Researchers at the University of Alabama at Birmingham injected a foam sealant into the lungs of a former smoker on Oct. 29, 2012, to treat his worsening emphysema. He was the first patient in the United States treated in a late-stage clinical trial of the AeriSeal System. The therapy, approved for use in parts of Europe and Israel, is undergoing investigation in the U.S. as a potential method of reducing lung volume in patients with severe emphysema.
Emphysema, a lung disease usually caused by smoking, damages air sacs in the lung called alveoli. The sacs fill with air that the body is unable to exhale, causing the lungs to expand. This in turn flattens the diaphragm, the primary muscle used for breathing. The flattened diaphragm is unable to function properly, making it extremely difficult for the individual to breathe. An estimated 4.9 million Americans have been diagnosed with emphysema.
A treatment known as lung volume reduction surgery has been employed to treat emphysema with some success. In the procedure, diseased portions of the lungs are surgically removed, allowing the lungs to return to a more normal size. This in turn allows the diaphragm to resume normal function. However, lung volume reduction surgery comes with substantial risk, including a 50 percent risk of major cardiac or pulmonary complications.
“We have been in search of a less-invasive way to achieve the same goal of lung reduction, without the risks inherent in surgery,” says Mark Dransfield, M.D., associate professor in the division of Pulmonary, Allergy and Critical Care Medicine and primary investigator in the new study.
The AeriSeal System treatment is performed via a standard bronchoscopy, in which a bronchoscope is used to thread a catheter through the patient’s airway to the most diseased areas of the lung. The foam, a proprietary polymer, comes in two liquid parts which are mixed together moments before injection. The addition of air to the mixture produces the foam. Within about 30 minutes of injection, the foam hardens to a rubbery consistency, blocking off the holes in the air sacs and causing sealing the damaged regions of lung. Over the course of several weeks, the air sacs deflate and the lung shrinks in size, clearing the way for the diaphragm to return to normal function.
“Based on previous studies and experience overseas, the AeriSeal System appears to be nearly as effective as lung volume reduction surgery without the more significant risks of surgery,” says Dransfield. “The main side effect of this therapy is an immune system inflammatory response with flu-like symptoms that resolves over the course of two or three days.”

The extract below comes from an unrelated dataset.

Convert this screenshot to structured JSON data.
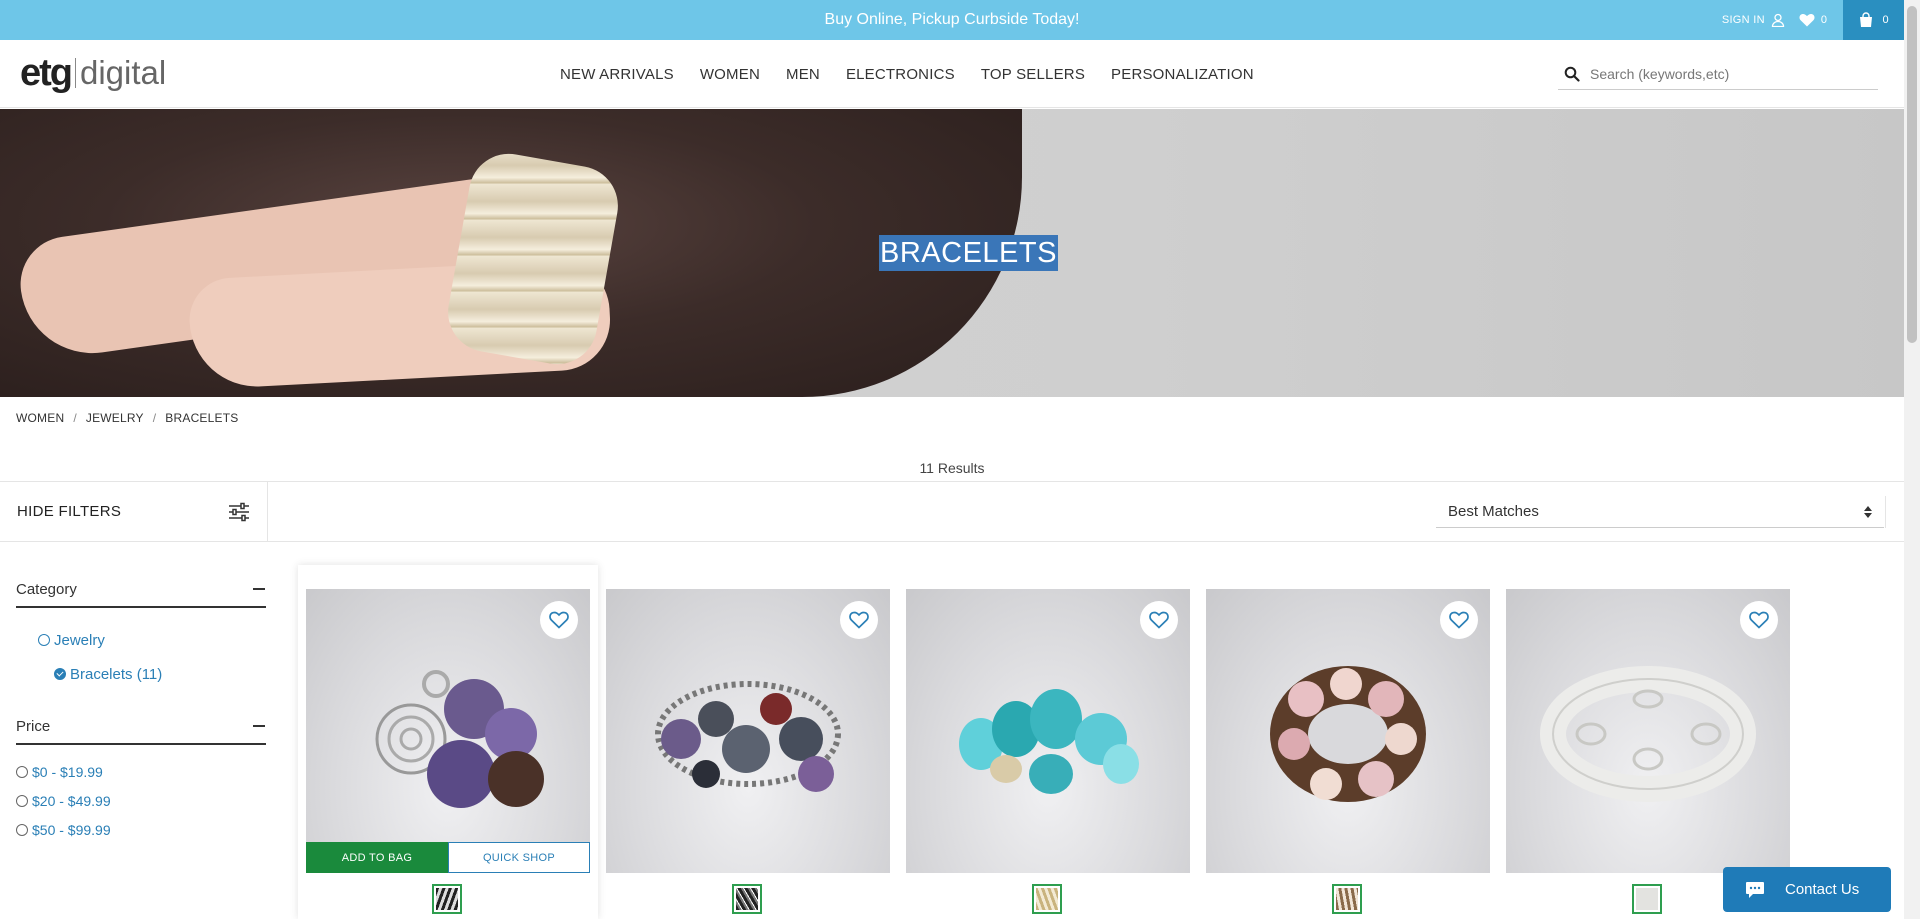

UAB is part of an international phase III trial of the AeriSeal System treatment, aiming to enroll 300 patients in Europe, Israel and the United States.